Among these records, which lines include "Below"? Copy them out.

(Excerpts from an interface dataset)
* * * * * * * * *

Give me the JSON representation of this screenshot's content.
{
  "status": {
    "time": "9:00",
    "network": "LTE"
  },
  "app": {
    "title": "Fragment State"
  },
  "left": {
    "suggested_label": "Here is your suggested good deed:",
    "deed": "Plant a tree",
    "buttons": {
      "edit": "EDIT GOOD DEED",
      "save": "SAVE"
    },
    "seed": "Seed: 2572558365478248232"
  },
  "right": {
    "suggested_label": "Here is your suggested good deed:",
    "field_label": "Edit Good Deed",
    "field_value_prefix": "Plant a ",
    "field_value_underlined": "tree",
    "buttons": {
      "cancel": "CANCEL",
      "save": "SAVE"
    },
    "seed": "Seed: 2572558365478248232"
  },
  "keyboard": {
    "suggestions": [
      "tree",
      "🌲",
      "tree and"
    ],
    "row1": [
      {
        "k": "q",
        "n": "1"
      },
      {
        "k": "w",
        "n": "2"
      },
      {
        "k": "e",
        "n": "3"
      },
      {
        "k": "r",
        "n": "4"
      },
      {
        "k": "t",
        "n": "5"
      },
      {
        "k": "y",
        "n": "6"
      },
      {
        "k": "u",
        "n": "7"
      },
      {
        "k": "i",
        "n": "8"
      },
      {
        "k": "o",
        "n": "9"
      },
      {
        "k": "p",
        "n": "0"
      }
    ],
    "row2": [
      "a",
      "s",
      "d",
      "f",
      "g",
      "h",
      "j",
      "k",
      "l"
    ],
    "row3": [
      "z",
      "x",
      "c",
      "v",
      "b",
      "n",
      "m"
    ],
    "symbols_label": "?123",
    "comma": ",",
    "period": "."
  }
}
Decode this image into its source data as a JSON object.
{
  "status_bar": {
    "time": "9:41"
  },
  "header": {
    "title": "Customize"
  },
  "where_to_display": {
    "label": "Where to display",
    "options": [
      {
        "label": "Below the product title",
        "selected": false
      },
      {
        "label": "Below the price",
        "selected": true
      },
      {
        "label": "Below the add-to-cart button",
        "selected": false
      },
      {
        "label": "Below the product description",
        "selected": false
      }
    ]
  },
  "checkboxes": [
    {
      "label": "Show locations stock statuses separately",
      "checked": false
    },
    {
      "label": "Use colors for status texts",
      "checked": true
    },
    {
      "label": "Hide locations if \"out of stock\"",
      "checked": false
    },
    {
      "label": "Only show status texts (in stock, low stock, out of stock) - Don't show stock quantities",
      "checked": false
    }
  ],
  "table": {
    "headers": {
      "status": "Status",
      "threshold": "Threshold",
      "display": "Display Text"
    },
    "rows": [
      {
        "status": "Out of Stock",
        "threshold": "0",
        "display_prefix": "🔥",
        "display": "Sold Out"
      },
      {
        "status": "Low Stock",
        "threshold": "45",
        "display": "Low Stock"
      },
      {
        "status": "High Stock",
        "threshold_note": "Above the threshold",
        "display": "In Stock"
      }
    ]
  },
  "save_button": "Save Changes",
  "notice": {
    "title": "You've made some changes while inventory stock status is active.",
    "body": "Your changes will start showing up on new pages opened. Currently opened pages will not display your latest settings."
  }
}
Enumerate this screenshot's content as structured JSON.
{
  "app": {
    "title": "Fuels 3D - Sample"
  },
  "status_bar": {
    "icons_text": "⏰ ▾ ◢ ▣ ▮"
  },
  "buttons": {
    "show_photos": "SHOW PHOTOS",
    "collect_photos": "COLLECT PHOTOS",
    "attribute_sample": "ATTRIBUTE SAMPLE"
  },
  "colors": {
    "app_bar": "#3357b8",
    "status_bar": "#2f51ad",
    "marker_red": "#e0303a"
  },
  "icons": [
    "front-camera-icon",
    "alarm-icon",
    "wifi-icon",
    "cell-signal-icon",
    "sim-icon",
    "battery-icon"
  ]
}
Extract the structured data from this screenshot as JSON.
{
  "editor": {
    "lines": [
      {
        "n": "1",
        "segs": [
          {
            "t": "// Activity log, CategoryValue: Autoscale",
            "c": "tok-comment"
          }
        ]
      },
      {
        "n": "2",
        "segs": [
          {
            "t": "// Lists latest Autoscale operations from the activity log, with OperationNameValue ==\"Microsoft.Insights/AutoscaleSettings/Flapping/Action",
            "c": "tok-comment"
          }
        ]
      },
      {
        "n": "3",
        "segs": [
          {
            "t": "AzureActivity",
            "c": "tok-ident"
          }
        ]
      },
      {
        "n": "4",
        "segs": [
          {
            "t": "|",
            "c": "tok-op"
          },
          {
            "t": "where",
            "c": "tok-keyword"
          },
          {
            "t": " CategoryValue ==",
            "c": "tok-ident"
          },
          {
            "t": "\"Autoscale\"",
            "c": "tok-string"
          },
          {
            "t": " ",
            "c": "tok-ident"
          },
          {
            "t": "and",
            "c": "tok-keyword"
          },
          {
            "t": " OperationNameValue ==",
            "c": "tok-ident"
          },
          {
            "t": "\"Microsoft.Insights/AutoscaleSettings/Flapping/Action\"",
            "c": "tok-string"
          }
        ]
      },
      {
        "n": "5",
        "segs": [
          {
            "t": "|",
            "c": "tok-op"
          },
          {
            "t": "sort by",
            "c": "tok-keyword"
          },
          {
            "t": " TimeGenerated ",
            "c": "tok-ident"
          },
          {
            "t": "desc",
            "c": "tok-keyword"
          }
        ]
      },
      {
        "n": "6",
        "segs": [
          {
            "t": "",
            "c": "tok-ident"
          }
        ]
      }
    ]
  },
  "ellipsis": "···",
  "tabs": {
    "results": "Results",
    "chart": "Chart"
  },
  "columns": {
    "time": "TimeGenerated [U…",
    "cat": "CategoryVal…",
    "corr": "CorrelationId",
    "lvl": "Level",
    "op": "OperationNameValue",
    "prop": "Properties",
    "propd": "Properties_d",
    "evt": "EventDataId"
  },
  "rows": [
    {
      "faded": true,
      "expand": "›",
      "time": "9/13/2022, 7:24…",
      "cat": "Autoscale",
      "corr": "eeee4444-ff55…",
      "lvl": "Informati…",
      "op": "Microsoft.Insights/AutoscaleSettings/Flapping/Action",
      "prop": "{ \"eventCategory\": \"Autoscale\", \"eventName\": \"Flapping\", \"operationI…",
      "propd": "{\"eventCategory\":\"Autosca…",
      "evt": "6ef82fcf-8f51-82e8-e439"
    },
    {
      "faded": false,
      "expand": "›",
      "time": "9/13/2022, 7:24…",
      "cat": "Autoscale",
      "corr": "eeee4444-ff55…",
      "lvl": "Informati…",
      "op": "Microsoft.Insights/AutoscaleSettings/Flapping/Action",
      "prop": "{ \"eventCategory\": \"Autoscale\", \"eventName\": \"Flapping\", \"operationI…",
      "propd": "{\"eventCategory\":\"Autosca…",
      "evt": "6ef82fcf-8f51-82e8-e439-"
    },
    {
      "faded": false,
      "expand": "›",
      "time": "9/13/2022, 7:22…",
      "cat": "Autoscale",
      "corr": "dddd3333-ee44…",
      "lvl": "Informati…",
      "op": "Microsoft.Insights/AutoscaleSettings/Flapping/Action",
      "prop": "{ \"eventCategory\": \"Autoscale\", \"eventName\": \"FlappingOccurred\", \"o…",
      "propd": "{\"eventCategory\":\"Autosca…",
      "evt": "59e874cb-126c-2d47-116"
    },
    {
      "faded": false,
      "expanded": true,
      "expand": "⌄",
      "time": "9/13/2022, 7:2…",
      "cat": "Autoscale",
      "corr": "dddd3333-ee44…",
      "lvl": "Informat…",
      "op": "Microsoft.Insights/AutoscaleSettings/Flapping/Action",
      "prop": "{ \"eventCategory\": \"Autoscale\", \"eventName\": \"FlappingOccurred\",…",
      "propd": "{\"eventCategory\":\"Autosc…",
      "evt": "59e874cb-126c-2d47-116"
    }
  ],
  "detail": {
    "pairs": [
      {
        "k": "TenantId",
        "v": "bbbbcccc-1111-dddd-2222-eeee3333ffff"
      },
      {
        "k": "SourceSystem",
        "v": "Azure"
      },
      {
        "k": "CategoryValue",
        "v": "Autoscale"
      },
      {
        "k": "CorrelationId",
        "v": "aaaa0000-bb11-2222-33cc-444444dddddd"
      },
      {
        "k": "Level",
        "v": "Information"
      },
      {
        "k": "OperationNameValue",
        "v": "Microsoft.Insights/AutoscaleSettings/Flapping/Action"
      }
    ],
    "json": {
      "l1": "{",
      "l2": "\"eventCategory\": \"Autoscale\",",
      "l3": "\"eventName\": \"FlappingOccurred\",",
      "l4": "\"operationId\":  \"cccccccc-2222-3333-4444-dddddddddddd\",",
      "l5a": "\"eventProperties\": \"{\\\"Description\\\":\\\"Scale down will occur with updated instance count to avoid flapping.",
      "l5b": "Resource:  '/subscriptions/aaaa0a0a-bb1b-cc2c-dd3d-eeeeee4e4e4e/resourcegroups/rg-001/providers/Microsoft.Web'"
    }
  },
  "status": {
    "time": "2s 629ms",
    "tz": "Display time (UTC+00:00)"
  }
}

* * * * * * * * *

**TASK RESPONSE:**
        "label": "Below the product title",
        "label": "Below the price",
        "label": "Below the add-to-cart button",
        "label": "Below the product description",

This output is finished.